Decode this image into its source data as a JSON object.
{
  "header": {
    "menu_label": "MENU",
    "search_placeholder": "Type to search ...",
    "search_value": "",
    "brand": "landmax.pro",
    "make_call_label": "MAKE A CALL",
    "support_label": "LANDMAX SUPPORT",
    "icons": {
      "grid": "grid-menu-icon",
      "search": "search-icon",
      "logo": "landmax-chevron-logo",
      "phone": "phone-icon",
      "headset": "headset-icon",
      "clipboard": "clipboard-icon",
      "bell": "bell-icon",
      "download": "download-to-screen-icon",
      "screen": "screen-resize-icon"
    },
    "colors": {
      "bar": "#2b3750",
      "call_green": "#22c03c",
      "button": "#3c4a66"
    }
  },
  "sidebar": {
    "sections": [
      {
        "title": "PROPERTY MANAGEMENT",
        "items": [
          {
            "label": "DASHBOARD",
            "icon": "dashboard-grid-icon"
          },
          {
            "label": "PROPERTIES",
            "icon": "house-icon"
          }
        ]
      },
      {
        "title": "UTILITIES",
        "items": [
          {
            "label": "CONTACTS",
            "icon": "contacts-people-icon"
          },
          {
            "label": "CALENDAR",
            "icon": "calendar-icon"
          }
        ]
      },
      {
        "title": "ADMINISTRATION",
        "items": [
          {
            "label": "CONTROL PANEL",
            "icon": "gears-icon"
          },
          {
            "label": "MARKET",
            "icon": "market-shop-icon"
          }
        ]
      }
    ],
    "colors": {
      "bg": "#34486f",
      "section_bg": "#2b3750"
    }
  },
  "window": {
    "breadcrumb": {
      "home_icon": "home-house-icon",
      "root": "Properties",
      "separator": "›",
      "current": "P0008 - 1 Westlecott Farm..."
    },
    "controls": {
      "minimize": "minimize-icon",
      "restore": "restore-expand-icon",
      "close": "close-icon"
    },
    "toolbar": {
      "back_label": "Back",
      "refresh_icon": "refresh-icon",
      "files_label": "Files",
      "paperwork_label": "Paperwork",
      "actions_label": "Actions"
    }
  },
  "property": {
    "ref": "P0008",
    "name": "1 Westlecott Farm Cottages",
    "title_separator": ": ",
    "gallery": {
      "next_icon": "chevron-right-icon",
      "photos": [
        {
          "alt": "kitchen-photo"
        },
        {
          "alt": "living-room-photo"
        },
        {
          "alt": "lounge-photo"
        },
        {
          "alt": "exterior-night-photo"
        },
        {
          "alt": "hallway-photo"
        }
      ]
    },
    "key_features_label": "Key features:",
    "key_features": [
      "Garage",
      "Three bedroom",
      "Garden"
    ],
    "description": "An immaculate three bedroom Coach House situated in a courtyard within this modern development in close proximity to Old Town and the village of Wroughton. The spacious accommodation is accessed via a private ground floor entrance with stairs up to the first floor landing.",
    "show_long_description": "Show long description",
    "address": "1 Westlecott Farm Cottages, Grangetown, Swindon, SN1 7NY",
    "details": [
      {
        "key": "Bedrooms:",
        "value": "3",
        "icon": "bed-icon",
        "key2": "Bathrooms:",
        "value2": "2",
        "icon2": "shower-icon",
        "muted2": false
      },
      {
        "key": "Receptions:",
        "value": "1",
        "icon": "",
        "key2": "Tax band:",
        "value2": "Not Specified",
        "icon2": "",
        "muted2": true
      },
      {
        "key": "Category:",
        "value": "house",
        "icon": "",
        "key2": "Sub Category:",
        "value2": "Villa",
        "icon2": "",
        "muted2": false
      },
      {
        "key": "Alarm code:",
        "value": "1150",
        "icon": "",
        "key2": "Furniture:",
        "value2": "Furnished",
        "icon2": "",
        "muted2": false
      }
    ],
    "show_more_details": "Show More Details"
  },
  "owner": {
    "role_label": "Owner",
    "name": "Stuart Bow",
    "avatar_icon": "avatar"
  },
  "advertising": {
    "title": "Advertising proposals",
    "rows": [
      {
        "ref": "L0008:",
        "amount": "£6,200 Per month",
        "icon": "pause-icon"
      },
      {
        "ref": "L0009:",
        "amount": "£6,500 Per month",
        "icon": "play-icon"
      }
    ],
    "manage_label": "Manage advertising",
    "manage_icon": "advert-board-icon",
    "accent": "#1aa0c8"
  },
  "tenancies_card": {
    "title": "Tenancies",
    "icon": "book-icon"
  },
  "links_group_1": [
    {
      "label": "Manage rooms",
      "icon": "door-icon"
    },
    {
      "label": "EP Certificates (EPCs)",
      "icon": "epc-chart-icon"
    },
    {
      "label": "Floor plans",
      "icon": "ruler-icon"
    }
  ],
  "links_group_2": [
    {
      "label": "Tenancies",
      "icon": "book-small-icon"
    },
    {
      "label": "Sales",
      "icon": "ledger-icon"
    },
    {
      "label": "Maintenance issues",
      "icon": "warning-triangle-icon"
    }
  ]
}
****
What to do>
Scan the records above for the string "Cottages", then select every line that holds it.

Solution for this task>
    "name": "1 Westlecott Farm Cottages",
    "address": "1 Westlecott Farm Cottages, Grangetown, Swindon, SN1 7NY",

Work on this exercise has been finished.